The Epoch Times
Denying natural immunity in the Centers for Medicare & Medicaid Service (CMS) vaccine mandates is “unprecedented in modern history,” a prominent public health expert said.
Dr. Scott Atlas, a former White House COVID-19 Task Force adviser during the Trump administration, made the remarks after the U.S. Supreme Court (SCOTUS) decide to uphold the CMS vaccine mandates in a Thursday ruling.
He told The Epoch Times that the ruling is “another serious denial of scientific fact” specifically mentioning the denial of natural immunity in CMS vaccine mandates.
“Our continued denial of superior protection in recovered individuals, with or without vaccination, compared to vaccinated individuals who’ve never had the infection,” he said. “The denial of that is simply unprecedented in modern history, proven fact and decades of fundamental immunology are somehow denied.”
“If we are a society where the leaders repeatedly deny the fact, I’m very concerned about the future of such a society,” he added.
The Epoch Times reached out to the SCOTUS, CMS, and the White House for comments.
The Supreme Court on Thursday blocked the Biden administration’s private business vaccine mandate imposed by the Department of Labor’s Occupational Safety and Health Administration (OSHA). Meanwhile, America’s highest court decided to uphold the CMS vaccine mandate covering 10.4 million health care workers at 76,000 medical facilities.
In the 5–4 ruling in the CMS vaccine mandate, John Roberts and Brett Kavanaugh joined the Democrat-nominated trio of justices, while Clarence Thomas offered a dissent that was joined by Samuel Alito, Neil Gorsuch, and Amy Coney Barrett.
The majority of the court stated that the vaccine mandate “falls within the authorities that Congress has conferred upon” the Health and Human Service Secretary (HHS) Xavier Becerra.
CMS is part of the HHS.
The ruling also disagrees with the dozens of red states who said that CMS failed to consider the benefits of natural immunity.
“Given the rule-making record, it cannot be maintained that the Secretary failed to ‘examine the relevant data and articulate a satisfactory explanation for’ his decisions to require vaccination of employees with ‘natural immunity’ from prior COVID-19 illness,” read the majority opinion (pdf).
CMS applauded the SCOTUS ruling saying it’s “extremely pleased” for the results.
“We look forward to working with health care providers and their workers to protect patients.
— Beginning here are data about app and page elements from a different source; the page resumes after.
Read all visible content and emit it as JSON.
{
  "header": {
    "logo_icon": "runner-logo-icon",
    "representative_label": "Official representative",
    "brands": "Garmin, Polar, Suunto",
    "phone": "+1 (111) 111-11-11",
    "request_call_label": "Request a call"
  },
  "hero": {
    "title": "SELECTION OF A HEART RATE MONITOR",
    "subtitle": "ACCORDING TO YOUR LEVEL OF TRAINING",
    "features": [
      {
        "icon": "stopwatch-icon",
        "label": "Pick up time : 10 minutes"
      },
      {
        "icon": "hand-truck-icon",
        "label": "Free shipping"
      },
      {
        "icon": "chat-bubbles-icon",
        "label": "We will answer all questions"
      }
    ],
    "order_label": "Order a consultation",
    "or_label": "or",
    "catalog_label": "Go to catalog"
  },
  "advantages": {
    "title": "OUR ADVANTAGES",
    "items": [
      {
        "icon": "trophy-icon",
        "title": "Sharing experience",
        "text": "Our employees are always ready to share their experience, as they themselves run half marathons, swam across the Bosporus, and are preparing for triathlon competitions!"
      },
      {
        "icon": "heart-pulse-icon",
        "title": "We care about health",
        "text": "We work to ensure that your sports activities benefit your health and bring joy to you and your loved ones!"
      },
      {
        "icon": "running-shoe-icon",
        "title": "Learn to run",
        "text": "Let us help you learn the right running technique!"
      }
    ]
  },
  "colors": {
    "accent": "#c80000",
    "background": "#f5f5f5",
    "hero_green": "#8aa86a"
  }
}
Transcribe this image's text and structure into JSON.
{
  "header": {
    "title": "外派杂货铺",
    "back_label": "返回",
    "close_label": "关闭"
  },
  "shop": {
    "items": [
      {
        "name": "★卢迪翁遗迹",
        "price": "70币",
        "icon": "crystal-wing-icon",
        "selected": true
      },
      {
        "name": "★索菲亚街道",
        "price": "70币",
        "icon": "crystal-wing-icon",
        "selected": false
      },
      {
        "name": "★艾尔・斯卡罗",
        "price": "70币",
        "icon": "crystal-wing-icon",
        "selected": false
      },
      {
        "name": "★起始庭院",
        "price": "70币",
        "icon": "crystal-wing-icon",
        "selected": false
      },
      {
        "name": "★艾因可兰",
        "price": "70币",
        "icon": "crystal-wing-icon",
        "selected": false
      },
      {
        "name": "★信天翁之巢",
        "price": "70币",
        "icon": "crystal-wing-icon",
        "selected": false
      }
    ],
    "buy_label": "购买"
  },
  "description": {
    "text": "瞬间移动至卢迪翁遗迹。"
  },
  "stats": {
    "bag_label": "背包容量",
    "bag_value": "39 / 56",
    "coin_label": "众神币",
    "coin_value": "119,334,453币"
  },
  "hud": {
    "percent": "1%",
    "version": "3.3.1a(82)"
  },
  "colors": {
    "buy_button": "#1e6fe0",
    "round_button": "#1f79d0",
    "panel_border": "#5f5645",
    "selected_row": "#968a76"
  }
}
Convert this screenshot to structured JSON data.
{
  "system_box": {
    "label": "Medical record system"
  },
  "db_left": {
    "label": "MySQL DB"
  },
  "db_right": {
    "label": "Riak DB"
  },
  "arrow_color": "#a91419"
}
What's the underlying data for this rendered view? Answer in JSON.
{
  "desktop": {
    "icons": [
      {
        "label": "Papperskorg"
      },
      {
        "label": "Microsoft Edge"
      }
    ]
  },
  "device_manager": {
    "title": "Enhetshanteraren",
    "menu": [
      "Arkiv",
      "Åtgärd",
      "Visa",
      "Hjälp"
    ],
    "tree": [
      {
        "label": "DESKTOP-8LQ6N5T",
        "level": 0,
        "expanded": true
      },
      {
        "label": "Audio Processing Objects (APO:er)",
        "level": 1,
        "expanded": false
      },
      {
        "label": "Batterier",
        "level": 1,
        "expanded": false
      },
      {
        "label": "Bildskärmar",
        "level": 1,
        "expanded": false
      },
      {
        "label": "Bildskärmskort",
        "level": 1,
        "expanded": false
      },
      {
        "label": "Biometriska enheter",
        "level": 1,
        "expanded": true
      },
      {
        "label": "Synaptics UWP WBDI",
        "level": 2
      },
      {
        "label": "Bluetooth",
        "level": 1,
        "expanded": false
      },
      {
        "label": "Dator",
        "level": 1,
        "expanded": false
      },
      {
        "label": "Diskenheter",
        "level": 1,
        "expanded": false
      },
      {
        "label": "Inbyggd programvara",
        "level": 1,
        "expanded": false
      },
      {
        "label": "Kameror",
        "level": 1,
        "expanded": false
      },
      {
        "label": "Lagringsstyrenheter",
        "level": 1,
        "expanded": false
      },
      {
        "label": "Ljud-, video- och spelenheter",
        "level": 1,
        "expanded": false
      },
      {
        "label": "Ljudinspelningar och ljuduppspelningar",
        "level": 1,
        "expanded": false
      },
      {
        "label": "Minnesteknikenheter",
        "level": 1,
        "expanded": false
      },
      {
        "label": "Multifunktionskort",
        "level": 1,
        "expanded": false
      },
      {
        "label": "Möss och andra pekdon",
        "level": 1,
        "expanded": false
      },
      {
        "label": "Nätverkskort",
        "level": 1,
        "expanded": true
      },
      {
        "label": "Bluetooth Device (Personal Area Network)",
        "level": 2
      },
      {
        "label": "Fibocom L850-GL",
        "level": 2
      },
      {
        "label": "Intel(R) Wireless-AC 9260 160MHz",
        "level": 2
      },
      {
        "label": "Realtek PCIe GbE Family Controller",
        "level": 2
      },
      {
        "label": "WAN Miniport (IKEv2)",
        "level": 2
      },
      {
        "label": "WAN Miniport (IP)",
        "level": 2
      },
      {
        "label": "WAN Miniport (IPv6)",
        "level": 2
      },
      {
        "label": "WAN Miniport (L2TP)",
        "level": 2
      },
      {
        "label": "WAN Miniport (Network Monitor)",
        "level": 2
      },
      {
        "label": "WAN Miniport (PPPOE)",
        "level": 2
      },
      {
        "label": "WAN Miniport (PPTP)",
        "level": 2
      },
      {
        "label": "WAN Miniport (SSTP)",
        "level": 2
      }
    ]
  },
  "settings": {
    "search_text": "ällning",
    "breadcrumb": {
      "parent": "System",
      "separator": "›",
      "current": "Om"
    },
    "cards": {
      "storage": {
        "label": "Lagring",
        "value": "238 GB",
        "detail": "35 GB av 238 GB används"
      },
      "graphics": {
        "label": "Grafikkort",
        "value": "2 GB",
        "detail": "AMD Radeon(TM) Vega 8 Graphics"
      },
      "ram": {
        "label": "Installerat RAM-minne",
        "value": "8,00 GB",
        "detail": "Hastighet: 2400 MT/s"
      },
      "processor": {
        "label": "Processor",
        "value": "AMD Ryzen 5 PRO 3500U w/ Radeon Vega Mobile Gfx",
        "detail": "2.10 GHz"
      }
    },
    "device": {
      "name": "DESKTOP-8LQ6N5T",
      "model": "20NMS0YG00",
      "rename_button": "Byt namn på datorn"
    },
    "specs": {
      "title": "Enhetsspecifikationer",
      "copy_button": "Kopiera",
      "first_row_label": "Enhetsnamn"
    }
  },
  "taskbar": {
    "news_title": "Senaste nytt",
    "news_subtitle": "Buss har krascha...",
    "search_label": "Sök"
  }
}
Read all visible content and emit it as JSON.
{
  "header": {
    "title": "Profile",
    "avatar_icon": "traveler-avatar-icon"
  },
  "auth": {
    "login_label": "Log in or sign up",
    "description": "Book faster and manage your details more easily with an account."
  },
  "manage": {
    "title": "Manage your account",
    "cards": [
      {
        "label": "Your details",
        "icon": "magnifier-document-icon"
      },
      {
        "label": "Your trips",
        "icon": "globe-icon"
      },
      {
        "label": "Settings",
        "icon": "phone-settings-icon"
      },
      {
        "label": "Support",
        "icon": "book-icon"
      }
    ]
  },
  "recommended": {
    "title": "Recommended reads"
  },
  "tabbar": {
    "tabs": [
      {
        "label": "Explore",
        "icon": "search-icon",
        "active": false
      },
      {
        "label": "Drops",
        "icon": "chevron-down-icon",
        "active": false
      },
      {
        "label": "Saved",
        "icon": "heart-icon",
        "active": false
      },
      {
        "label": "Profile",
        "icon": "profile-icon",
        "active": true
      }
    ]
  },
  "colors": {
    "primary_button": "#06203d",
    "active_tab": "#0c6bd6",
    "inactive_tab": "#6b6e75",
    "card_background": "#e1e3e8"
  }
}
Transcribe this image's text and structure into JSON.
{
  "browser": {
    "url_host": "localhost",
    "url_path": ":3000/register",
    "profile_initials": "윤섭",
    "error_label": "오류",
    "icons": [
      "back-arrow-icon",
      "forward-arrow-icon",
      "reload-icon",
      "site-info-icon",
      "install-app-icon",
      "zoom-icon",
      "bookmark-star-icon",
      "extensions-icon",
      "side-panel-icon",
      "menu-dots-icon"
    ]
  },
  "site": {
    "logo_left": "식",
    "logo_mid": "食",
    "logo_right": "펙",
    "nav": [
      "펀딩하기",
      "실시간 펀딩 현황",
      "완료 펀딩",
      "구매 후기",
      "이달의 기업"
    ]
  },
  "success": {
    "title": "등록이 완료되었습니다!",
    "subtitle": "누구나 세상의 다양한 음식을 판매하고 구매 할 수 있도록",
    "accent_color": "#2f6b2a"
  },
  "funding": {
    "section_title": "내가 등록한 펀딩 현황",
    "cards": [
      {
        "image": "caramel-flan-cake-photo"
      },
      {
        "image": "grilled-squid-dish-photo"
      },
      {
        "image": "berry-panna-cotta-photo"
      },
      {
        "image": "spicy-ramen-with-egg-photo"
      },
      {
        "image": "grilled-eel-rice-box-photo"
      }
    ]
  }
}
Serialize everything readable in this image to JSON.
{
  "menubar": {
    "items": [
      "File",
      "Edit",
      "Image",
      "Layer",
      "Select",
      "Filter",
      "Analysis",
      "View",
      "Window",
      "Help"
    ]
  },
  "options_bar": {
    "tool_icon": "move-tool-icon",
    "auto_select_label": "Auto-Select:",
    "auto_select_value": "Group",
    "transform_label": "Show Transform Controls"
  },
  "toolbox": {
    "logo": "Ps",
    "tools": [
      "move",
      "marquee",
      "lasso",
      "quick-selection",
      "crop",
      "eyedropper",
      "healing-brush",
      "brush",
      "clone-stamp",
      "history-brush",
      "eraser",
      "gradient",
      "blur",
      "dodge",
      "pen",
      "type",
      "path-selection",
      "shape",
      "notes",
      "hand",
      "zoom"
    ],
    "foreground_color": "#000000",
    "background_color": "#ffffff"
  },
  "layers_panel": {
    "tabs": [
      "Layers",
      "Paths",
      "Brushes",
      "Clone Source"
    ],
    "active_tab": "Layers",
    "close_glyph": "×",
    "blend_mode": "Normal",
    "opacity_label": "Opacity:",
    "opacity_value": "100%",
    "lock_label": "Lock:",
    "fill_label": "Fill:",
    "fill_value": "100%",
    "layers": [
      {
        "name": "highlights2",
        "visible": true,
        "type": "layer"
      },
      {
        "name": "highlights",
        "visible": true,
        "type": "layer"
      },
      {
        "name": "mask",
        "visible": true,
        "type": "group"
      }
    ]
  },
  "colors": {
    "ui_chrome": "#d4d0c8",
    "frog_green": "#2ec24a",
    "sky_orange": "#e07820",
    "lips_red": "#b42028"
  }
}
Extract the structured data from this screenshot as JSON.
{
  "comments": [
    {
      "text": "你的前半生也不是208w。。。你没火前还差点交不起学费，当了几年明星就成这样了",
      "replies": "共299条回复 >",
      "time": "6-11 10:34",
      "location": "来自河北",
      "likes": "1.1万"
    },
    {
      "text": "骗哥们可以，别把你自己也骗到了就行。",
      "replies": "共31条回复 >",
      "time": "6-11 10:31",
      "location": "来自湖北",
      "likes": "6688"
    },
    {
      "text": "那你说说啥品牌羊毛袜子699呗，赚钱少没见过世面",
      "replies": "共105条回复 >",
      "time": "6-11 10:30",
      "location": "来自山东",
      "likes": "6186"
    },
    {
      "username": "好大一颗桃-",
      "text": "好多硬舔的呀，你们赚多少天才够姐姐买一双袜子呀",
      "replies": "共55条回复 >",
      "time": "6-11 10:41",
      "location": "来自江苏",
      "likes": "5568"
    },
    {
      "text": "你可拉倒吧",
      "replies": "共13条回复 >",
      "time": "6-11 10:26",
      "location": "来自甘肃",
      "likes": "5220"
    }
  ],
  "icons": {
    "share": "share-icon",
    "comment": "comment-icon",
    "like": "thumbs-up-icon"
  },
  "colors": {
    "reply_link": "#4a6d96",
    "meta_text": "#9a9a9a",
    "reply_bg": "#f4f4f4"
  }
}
We will continue our extensive outreach and assistance efforts encouraging individuals working in health care to get vaccinated,” CMS Administrator Chiquita Brooks-LaSure said in a statement.